### Instructions to follow
Each line of the records below that contains "final" needs to be copied.
======== Exercise input
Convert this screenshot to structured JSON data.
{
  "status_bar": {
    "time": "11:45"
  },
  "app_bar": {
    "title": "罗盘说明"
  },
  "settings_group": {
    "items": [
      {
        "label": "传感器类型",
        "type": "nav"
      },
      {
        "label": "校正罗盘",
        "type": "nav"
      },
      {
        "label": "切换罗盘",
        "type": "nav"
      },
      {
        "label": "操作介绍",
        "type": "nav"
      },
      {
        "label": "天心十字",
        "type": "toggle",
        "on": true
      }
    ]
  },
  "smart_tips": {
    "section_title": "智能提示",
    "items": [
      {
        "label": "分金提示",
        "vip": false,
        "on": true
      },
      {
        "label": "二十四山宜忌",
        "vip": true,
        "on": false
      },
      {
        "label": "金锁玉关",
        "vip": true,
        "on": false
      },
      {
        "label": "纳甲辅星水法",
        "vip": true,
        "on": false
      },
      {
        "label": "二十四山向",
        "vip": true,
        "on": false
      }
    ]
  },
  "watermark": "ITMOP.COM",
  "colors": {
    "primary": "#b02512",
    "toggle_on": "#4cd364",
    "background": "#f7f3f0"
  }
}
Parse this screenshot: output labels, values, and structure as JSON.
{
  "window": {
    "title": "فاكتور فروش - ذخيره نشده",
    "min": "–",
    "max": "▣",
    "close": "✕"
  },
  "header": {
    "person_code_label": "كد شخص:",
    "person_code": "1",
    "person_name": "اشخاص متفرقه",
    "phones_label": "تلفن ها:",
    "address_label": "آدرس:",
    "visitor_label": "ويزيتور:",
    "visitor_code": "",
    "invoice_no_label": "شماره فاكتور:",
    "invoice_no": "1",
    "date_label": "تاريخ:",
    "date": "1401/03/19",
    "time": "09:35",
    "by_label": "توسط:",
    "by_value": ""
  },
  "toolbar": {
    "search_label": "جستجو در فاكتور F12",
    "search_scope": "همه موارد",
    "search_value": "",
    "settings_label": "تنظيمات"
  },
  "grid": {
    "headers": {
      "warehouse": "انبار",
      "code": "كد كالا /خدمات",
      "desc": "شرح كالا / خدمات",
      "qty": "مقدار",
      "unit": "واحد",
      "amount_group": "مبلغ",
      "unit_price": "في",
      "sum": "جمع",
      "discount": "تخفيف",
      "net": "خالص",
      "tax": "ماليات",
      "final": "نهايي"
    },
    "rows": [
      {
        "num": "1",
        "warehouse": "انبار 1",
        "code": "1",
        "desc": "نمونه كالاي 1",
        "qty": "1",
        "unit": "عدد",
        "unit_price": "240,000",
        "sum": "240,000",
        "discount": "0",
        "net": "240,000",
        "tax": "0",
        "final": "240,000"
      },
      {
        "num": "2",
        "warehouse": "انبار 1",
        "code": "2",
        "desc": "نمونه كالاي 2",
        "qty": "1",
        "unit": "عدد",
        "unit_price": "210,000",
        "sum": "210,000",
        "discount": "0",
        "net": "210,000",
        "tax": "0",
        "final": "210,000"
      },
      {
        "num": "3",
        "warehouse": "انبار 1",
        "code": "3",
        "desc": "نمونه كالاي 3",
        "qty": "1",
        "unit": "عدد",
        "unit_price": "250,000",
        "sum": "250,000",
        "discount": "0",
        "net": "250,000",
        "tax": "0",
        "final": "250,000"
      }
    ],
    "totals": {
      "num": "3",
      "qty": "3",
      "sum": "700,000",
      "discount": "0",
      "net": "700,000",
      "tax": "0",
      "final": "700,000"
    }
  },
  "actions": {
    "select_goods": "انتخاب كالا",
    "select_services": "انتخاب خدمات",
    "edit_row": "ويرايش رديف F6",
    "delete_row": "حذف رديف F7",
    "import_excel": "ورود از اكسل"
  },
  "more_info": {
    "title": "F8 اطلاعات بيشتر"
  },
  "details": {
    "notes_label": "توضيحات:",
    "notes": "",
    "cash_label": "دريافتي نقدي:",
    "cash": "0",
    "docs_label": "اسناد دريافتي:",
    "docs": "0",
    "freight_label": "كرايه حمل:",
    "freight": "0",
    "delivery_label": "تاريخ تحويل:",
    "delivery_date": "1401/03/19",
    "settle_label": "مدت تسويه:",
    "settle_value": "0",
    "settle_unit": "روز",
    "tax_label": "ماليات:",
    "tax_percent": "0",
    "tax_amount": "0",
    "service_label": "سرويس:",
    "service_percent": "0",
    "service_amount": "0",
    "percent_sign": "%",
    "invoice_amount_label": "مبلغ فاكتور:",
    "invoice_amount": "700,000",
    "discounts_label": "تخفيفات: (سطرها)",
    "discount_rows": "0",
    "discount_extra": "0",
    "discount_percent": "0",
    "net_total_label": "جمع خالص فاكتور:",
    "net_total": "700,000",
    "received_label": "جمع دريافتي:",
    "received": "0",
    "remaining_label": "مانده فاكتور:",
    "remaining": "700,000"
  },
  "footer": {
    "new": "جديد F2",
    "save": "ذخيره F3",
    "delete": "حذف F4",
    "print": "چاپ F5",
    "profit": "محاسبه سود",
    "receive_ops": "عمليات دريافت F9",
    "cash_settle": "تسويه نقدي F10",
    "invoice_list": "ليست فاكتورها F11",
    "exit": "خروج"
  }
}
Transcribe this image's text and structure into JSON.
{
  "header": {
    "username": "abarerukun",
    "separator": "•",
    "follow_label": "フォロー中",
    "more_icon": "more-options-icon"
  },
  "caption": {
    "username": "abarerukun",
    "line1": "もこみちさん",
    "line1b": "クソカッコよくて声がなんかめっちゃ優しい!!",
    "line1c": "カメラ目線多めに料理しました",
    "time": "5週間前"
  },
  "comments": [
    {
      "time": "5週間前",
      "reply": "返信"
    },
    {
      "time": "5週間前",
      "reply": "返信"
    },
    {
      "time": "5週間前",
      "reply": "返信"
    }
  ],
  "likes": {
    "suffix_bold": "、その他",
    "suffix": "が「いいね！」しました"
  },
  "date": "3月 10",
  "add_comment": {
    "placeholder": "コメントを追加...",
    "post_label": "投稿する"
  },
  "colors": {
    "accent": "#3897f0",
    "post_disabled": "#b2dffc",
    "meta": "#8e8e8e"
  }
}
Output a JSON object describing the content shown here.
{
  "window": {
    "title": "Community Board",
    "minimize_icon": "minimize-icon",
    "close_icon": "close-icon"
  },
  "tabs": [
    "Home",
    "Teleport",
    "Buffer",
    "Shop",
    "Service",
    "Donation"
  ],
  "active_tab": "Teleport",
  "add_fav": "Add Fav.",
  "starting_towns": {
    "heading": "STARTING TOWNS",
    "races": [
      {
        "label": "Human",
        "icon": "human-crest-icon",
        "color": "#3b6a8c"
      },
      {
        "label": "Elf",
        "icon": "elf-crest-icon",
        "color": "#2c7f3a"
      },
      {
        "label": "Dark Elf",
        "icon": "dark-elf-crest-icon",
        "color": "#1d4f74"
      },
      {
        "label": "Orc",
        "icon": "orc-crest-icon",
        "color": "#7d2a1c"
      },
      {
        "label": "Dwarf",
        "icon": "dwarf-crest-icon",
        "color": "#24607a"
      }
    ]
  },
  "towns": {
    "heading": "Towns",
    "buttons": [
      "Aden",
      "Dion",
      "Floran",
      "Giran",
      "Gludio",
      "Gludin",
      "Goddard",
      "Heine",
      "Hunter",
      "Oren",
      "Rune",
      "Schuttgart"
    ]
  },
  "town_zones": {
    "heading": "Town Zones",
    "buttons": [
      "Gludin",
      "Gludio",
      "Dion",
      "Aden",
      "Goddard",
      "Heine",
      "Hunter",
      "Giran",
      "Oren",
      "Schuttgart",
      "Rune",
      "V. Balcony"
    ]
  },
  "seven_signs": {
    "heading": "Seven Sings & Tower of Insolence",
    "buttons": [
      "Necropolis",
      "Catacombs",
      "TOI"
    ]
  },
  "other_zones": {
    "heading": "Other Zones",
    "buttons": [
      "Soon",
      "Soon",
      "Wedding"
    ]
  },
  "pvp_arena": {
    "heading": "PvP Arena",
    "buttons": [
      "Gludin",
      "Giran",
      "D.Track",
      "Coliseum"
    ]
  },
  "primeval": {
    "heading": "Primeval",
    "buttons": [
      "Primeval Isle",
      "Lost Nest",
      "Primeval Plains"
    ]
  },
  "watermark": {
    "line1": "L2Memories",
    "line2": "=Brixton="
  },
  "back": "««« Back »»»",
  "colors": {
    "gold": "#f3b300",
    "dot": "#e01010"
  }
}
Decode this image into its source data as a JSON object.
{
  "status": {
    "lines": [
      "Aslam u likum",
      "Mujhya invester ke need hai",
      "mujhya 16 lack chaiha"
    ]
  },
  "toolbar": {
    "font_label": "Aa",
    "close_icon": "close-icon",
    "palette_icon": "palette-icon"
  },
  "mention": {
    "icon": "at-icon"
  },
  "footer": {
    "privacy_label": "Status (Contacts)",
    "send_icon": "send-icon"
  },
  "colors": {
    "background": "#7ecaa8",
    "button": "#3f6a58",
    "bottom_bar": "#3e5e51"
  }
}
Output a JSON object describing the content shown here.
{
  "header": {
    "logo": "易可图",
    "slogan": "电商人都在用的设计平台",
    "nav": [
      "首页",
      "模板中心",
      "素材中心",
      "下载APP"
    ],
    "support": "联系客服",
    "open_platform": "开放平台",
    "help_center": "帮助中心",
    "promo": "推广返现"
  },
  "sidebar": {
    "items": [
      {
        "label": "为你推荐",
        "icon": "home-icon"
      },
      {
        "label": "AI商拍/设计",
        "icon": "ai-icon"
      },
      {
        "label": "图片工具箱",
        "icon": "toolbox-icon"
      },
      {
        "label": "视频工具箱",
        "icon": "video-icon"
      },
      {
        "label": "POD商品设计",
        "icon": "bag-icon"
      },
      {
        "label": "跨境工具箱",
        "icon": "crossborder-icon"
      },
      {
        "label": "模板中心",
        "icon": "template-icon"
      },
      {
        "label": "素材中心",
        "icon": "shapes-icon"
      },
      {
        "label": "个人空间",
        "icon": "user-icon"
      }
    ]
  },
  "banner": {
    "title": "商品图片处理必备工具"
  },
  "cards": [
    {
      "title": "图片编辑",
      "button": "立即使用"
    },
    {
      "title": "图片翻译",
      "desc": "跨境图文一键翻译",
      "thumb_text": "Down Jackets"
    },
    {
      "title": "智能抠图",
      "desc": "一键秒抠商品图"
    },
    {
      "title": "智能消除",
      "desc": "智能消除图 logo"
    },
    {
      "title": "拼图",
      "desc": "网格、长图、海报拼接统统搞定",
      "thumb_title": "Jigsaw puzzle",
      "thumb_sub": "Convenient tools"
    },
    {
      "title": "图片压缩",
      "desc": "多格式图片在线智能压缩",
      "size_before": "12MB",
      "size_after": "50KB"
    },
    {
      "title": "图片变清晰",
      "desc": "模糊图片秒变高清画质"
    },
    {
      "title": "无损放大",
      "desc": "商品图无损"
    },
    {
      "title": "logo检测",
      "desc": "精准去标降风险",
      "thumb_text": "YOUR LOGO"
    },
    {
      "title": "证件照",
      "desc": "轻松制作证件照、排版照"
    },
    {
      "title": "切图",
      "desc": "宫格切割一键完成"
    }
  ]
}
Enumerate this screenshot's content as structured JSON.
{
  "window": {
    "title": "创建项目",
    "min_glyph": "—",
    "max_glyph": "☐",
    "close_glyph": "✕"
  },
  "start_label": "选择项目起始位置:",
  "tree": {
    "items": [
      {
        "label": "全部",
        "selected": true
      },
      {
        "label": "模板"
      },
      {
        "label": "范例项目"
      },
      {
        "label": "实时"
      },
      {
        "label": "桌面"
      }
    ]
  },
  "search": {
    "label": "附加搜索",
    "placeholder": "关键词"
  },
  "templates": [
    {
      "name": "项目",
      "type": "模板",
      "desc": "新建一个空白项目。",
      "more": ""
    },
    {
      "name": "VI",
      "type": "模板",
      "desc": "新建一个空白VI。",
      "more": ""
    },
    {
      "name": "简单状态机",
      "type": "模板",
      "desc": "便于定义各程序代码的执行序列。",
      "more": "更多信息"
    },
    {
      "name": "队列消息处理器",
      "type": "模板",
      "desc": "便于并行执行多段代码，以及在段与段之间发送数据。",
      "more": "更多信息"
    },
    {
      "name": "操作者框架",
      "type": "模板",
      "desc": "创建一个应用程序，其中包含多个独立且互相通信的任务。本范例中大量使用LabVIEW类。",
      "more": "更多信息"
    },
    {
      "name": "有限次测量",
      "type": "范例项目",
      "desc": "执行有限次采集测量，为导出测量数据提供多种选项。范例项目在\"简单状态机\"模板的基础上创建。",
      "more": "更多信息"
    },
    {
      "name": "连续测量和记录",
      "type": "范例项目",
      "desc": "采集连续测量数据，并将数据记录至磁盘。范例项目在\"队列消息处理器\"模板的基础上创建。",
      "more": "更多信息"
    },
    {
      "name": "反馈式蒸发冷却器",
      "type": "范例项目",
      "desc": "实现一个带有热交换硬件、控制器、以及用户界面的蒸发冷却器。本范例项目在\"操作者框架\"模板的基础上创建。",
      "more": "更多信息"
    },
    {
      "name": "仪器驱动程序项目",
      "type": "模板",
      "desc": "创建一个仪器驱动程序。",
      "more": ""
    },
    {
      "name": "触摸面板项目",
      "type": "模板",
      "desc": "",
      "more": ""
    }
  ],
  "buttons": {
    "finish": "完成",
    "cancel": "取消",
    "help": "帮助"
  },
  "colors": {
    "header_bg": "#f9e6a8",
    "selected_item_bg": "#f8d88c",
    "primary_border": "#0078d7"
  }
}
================
### Reply to the exercise
      "final": "نهايي"
        "final": "240,000"
        "final": "210,000"
        "final": "250,000"
      "final": "700,000"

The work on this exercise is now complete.